New Mexico News & Analysis

  • COMPS: coming soon to a workplace near you

    Winter has already come to the Rocky Mountains, but another challenge is looming on the horizon for Colorado employers. In November, the Colorado Department of Labor and Employment’s (CDLE) Division of Labor Standards and Statistics proposed replacing Minimum Wage Order #35 with Colorado Overtime and Minimum Pay Standards (COMPS) Order #36. If it becomes final in March as expected, COMPS Order #36 will change Colorado’s minimum wage and overtime landscape for employers in several key ways. The two most significant changes are expanded coverage and higher salary thresholds for exempt employees, but there’s a lot for Colorado employers to digest beyond those two changes.

  • Employer not liable to employee-spouse of a whistleblower

    Imagine the following scenario—an employee alerts you to a current business practice that (potentially) violates relevant regulations. Not long after, you terminate him for performance-related reasons. On the same day, you also fire the whistleblower's spouse—who had been an employee as well—for performance-related reasons. How protected are you should the whistleblower or his employee-spouse file a claim against you for violating Idaho's Whistleblower Act? Consider the following case summary.

  • Coping with loss in the workplace requires more than just implementing a policy

    Perhaps no other subject in the workplace requires more sensitive treatment than the death of an employee. Bonds among people who work together every day can be strong, and coworkers can be left reeling from the loss of one of their own.

  • Hiring challenges persist despite effective recruiting and smart candidates

    Employers are getting used to dealing with an almost constant talent search. The postrecession economic growth over the past decade has spurred employers to create more jobs, and while that would seem to be good news, the challenge of filling those jobs is often daunting.

  • How to keep the peace this election season

    It might be cold outside, but the 2020 election season is heating up. These days, political tension seems to spread like wildfire, and the workplace is no exception.

  • Q - A: Posting notices conspicuously: Its the law!

    Q We are moving into a new office space with two buildings joined in the middle by a breezeway. Will we need to post workers' compensation and Occupational Safety and Health Administration (OSHA) notices in both buildings, or is one building sufficient? What other employee notices are we required to post?

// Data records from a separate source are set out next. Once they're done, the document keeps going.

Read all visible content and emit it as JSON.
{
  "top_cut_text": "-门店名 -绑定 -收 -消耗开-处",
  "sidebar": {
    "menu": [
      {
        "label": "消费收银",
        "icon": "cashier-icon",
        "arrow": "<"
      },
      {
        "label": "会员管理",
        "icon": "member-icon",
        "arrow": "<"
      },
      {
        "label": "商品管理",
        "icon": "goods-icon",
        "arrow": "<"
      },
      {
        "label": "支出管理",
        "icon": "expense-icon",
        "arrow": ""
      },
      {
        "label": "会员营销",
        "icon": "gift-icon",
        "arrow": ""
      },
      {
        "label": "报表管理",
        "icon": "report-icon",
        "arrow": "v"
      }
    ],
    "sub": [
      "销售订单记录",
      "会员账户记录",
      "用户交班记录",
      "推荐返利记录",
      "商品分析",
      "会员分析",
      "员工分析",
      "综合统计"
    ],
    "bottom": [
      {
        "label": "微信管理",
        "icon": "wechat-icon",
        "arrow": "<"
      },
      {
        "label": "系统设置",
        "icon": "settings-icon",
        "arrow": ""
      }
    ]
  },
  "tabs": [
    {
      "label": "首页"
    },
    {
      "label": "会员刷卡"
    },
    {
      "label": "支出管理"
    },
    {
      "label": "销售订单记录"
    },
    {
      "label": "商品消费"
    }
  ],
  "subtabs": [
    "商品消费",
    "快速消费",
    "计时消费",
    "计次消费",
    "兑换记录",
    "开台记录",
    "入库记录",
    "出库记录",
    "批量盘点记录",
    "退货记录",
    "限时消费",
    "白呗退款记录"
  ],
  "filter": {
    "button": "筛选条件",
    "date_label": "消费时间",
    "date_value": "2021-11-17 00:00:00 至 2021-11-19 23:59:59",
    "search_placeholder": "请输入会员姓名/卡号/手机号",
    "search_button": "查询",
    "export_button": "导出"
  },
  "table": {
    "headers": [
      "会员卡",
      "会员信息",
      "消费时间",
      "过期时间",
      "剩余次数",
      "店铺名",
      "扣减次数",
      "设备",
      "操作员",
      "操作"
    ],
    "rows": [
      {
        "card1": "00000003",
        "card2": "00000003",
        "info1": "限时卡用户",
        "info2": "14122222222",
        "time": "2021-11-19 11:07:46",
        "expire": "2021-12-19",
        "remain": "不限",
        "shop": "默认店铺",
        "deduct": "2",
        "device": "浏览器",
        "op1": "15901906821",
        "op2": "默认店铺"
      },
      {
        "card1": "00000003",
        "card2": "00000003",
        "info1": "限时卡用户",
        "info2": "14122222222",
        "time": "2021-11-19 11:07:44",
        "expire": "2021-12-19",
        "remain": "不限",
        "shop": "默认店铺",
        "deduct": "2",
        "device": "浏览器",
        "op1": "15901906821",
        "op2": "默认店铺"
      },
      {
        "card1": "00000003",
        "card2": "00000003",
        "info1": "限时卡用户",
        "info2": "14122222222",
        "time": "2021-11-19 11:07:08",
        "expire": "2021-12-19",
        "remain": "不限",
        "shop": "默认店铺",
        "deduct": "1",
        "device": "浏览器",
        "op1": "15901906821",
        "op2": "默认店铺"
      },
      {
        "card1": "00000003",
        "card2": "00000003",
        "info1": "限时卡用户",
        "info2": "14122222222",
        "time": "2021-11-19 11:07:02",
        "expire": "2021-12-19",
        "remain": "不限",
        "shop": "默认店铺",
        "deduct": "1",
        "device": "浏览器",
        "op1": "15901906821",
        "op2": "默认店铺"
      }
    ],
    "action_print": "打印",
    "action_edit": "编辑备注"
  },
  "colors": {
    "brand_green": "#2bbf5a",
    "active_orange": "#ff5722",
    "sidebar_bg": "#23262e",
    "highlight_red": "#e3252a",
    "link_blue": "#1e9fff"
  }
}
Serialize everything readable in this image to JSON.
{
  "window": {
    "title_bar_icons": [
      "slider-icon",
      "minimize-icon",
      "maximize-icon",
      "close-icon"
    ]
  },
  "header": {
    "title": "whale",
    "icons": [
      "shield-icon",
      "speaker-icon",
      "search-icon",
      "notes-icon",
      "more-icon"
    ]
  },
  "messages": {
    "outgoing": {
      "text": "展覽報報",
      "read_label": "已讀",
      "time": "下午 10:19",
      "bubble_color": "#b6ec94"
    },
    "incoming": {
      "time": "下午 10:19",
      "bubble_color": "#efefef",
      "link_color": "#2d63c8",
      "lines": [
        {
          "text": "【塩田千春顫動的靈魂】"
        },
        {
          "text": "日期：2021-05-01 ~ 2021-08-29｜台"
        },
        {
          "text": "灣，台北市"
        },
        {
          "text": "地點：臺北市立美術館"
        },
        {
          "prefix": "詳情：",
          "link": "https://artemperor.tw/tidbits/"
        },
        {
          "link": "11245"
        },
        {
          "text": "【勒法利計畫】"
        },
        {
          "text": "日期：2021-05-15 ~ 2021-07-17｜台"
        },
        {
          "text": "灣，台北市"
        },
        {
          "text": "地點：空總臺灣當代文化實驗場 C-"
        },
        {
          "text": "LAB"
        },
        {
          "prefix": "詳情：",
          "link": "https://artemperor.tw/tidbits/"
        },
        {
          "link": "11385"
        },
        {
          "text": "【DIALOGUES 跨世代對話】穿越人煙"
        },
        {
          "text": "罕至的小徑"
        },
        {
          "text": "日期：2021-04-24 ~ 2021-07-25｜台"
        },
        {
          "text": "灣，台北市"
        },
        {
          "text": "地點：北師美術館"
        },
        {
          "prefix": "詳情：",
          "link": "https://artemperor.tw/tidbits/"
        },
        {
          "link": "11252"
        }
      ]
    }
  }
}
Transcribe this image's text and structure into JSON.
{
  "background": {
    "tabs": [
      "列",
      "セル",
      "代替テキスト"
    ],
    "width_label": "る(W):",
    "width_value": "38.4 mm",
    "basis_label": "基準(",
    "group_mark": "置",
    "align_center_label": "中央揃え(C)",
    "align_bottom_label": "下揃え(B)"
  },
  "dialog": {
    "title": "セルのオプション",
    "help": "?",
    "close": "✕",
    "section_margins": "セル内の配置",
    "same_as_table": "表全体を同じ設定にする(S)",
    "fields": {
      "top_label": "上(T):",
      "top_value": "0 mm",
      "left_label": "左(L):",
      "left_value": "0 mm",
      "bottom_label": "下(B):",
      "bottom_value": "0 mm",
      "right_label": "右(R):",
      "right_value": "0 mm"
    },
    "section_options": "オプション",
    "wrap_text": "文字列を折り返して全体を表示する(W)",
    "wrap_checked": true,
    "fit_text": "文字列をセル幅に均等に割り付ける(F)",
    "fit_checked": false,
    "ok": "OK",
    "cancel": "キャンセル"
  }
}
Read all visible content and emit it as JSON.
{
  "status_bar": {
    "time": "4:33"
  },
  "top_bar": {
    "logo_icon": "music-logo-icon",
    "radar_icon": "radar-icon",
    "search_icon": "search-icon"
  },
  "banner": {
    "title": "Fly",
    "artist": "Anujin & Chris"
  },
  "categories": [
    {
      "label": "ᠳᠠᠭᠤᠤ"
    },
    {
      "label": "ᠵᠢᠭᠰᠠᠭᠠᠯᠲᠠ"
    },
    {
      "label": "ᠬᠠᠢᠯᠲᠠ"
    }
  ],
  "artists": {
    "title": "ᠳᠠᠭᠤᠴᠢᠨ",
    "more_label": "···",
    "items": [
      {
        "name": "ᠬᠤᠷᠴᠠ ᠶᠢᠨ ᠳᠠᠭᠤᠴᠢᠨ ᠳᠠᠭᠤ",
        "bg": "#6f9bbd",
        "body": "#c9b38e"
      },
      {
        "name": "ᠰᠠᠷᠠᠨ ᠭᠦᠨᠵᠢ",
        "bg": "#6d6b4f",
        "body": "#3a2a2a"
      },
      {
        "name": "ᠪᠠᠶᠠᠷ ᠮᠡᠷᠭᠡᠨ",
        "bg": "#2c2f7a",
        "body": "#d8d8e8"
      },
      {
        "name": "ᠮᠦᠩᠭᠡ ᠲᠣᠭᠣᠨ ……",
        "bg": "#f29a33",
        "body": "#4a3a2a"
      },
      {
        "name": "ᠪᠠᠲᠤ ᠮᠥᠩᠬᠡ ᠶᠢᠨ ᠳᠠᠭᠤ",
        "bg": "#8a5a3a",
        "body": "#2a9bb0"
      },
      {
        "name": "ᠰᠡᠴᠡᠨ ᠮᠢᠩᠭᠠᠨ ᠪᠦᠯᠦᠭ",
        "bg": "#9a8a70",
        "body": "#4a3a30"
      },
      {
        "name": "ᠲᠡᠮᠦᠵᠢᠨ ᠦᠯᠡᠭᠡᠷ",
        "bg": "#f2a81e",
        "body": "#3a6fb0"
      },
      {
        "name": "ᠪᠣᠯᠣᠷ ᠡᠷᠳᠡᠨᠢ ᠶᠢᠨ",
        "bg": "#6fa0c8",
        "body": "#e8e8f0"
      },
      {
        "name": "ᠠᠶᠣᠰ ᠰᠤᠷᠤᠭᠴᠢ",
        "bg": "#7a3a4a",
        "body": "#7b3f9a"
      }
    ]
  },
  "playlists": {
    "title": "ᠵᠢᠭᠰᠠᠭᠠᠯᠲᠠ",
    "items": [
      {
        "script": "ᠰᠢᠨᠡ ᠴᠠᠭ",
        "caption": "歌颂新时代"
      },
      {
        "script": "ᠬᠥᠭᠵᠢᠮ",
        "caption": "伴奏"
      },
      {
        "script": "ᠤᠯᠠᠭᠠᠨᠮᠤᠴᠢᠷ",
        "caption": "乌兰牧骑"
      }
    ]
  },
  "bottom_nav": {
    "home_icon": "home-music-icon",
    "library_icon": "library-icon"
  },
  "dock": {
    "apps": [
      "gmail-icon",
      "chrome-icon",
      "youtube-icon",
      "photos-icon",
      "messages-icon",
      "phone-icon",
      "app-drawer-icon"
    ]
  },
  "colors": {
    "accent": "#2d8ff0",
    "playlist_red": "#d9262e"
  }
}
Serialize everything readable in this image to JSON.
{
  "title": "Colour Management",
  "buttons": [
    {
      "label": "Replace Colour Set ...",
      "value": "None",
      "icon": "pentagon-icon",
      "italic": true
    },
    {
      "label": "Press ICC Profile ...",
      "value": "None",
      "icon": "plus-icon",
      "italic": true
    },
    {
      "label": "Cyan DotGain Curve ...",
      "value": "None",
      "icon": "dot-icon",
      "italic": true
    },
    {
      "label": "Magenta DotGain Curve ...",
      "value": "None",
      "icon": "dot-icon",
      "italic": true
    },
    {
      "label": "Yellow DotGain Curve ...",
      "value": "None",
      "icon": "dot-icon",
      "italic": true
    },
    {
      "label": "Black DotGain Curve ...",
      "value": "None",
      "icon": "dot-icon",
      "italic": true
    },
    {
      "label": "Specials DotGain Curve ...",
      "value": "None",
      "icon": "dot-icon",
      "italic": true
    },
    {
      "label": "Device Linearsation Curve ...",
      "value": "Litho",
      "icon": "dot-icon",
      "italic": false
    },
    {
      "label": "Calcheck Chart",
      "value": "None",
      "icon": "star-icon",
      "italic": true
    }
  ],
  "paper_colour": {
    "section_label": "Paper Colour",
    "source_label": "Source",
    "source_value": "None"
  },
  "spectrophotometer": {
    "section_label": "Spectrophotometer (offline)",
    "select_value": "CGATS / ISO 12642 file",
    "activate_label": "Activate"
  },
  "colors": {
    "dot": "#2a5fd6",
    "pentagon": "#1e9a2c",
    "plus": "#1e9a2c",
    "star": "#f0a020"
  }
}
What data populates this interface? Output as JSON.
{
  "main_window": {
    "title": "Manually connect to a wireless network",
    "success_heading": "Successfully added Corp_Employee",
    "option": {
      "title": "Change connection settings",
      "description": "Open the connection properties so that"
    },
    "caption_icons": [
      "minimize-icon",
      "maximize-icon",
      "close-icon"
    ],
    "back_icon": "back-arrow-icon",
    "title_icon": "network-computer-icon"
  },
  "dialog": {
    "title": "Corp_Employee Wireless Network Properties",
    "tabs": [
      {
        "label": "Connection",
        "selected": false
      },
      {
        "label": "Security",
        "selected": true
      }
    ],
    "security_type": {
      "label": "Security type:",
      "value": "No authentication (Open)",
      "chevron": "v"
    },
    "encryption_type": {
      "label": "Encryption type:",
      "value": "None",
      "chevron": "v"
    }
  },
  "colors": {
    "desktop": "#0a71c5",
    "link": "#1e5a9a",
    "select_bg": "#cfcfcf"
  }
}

  • Spring cleaning can wait: retaining recruitment records for nonhired applicants

    Q How long should we retain recruitment records such as job applications and interview notes for candidates who aren't hired?

  • Pinpointing an employees date of hire

    Q One of our employees was originally hired on August 18, 2017, as an independent contractor. She completed her assignment on December 10, 2018, and was brought in as a temporary in-house staffing coordinator the next day. We eventually hired her as a permanent full-time employee on January 5, 2019. What would be considered her official date of hire?

  • Cutting-Edge HR

    Political talk disruptive? 'Guardrails' can help. The Society for Human Resource Management's (SHRM) Politics at Work survey, released in November, reveals that 42% of respondents have personally experienced political disagreements at work, and 34% say their workplace isn't inclusive of differing political perspectives. What should you do about such disruptions? SHRM President and CEO Johnny C. Taylor, Jr. says companies shouldn't try to quash political conversations. "But what they can do is create inclusive cultures of civility where difference isn't a disruption," he says.

  • HR Technology

    Report says HR risks becoming irrelevant without modernization. A new report from KPMG finds that three in five HR leaders surveyed believe the HR function will soon become irrelevant if it doesnt modernize its approach to understanding the future workforce. One of the key findings highlighted in Future of HR 2020: Which path are you taking? centers on what the report calls HRs defining challenge: shaping the workforce. Fifty-six percent of the surveys HR respondents said that preparing the workforce for artificial intelligence (AI) and related technologies will be the biggest challenge.